A single figure is wanted: the count of lines below containing the string "JSON".

Element data from apps and pages:
------------------------------
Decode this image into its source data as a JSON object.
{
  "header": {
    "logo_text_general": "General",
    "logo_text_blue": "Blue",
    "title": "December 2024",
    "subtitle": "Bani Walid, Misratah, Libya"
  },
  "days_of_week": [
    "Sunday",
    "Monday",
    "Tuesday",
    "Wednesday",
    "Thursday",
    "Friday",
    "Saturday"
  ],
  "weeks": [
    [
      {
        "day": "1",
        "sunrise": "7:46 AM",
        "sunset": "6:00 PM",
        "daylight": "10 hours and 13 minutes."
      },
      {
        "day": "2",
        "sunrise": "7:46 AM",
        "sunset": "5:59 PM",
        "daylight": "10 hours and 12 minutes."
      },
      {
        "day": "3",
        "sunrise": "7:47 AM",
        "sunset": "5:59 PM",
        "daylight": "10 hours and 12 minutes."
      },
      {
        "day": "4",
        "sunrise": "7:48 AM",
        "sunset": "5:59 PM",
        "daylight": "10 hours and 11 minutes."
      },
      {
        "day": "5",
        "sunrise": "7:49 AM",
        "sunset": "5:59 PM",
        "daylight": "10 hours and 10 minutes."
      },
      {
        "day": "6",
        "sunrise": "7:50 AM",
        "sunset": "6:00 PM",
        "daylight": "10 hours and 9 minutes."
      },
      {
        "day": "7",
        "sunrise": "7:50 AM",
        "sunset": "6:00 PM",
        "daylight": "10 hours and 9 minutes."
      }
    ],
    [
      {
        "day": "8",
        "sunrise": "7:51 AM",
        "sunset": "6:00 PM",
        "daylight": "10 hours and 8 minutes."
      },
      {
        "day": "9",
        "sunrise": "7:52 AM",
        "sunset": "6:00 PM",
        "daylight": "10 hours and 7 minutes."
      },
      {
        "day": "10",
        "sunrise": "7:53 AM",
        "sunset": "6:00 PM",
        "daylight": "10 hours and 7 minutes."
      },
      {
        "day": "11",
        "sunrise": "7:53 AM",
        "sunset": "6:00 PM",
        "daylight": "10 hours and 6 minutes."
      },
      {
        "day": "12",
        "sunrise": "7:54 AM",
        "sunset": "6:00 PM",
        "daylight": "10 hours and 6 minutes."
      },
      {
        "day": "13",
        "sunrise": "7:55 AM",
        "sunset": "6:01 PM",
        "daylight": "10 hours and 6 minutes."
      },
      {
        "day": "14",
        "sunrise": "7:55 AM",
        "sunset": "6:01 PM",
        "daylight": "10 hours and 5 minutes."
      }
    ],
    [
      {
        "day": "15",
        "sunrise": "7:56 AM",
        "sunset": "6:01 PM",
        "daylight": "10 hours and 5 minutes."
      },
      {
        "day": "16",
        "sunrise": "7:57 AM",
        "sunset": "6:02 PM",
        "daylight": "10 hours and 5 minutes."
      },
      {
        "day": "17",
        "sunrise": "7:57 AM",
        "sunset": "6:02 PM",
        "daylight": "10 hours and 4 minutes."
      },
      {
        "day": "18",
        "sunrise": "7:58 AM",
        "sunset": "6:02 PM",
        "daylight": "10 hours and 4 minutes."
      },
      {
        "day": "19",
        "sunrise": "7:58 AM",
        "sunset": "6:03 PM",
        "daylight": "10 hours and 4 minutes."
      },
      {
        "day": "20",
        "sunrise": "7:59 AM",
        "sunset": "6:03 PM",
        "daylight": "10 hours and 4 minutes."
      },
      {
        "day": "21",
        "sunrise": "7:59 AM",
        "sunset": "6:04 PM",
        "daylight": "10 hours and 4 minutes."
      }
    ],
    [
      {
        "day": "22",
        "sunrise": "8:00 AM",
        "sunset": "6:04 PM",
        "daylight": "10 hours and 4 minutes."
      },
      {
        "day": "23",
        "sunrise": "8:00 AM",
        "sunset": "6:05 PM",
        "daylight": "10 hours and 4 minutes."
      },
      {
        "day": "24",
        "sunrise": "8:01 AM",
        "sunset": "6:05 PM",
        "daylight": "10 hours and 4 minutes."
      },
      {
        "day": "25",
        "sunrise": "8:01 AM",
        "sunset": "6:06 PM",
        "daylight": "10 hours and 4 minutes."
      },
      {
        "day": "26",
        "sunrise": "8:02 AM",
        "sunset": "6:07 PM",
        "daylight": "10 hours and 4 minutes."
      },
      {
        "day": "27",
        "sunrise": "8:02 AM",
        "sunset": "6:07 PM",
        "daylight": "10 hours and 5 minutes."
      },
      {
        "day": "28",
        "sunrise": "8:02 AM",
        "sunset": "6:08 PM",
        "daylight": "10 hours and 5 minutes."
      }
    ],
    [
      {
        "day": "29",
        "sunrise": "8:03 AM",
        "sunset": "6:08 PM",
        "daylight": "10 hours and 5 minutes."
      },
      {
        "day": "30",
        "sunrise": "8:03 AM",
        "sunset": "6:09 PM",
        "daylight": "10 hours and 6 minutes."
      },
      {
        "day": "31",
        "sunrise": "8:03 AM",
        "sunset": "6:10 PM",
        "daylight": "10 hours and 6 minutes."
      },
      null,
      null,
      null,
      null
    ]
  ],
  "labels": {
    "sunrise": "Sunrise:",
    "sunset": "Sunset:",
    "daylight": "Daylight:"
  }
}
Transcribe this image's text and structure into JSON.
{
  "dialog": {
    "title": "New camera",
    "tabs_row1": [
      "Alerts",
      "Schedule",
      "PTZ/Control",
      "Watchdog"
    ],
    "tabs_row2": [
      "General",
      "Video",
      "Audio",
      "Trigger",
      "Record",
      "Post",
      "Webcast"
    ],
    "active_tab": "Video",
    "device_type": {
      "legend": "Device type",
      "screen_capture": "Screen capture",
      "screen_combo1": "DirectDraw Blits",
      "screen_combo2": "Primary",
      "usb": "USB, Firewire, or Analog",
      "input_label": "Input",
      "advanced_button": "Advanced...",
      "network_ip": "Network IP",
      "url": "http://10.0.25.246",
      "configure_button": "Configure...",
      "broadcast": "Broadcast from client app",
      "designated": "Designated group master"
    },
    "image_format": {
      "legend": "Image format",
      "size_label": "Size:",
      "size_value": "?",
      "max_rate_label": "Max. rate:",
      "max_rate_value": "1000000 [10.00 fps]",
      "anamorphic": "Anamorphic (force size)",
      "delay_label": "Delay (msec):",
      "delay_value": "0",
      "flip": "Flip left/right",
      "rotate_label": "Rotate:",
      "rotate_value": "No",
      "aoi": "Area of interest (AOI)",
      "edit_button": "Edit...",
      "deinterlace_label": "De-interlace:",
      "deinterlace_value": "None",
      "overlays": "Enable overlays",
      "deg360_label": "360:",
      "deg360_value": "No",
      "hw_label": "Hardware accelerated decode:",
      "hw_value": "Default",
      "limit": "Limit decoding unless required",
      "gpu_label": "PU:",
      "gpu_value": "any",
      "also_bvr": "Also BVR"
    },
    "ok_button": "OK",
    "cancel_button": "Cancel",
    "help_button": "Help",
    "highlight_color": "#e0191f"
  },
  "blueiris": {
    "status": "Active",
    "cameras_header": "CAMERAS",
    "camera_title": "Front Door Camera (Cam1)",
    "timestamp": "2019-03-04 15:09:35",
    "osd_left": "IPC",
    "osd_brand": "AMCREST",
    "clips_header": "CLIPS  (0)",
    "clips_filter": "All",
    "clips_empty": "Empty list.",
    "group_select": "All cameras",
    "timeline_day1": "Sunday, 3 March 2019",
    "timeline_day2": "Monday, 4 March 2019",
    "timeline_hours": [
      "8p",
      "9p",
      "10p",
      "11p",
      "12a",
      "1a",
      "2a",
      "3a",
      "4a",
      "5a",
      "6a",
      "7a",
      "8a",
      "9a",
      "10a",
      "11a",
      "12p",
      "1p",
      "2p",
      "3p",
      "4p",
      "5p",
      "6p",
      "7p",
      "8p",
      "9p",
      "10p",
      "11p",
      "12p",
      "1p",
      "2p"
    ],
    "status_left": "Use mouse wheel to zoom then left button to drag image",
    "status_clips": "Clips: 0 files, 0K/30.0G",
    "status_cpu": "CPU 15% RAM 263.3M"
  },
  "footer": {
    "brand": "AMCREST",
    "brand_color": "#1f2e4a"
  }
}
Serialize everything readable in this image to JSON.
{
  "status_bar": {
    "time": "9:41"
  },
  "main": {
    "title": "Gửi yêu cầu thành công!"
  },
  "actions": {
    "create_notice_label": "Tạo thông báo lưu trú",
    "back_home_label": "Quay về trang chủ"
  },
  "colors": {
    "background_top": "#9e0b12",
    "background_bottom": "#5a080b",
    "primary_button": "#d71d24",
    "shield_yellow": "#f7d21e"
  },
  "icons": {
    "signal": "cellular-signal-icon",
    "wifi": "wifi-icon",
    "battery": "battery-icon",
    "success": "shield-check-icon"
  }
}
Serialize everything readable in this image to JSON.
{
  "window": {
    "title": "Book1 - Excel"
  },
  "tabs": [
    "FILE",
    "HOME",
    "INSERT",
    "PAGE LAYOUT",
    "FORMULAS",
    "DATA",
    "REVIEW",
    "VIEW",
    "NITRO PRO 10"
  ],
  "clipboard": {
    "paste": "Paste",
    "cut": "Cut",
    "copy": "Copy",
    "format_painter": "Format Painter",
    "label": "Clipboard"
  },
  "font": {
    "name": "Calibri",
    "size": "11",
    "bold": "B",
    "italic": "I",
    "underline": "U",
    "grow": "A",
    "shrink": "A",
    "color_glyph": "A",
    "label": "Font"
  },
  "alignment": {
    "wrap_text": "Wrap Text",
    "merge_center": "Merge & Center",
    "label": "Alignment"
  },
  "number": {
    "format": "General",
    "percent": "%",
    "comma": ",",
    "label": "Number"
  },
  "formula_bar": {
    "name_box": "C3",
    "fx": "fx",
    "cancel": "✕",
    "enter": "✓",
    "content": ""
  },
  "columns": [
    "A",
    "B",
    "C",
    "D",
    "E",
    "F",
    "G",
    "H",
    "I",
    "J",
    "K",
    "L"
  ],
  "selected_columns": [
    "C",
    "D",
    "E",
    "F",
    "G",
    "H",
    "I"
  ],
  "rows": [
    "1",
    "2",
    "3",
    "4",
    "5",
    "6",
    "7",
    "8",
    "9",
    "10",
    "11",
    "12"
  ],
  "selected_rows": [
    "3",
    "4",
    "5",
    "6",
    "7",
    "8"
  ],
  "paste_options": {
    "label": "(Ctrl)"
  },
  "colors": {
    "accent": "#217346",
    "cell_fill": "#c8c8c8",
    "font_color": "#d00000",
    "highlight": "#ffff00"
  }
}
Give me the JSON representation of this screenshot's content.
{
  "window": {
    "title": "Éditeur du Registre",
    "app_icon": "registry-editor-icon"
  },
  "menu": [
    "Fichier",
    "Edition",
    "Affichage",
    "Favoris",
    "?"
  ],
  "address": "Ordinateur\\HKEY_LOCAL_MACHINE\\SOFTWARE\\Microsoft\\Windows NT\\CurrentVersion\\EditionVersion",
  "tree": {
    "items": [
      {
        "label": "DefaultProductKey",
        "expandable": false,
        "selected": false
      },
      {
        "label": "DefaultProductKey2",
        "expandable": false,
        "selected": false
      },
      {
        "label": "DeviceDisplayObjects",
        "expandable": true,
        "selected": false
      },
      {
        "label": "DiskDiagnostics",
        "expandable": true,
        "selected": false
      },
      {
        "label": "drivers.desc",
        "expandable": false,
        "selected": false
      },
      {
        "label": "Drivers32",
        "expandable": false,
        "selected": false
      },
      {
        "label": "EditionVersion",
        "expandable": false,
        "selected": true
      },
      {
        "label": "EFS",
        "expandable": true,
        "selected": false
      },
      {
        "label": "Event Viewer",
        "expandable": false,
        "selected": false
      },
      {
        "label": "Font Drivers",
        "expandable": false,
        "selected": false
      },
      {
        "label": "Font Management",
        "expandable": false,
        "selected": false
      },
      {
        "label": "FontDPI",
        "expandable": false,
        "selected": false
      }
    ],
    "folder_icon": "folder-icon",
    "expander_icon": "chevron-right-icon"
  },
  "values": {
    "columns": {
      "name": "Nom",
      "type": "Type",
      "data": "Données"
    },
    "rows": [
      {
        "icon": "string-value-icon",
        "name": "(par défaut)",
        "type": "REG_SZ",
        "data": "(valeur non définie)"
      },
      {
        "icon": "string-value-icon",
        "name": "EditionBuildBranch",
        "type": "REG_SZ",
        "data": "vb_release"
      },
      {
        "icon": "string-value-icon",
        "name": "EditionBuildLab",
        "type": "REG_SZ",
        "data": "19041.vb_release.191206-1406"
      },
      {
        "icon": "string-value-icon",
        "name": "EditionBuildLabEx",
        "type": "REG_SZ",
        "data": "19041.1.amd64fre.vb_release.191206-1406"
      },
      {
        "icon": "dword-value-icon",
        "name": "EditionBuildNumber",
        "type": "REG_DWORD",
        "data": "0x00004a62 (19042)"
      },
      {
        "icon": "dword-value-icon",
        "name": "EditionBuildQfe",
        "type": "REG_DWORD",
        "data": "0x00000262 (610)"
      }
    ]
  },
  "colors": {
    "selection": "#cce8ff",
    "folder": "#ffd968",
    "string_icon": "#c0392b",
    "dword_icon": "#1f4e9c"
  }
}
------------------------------
__Written answer__:
5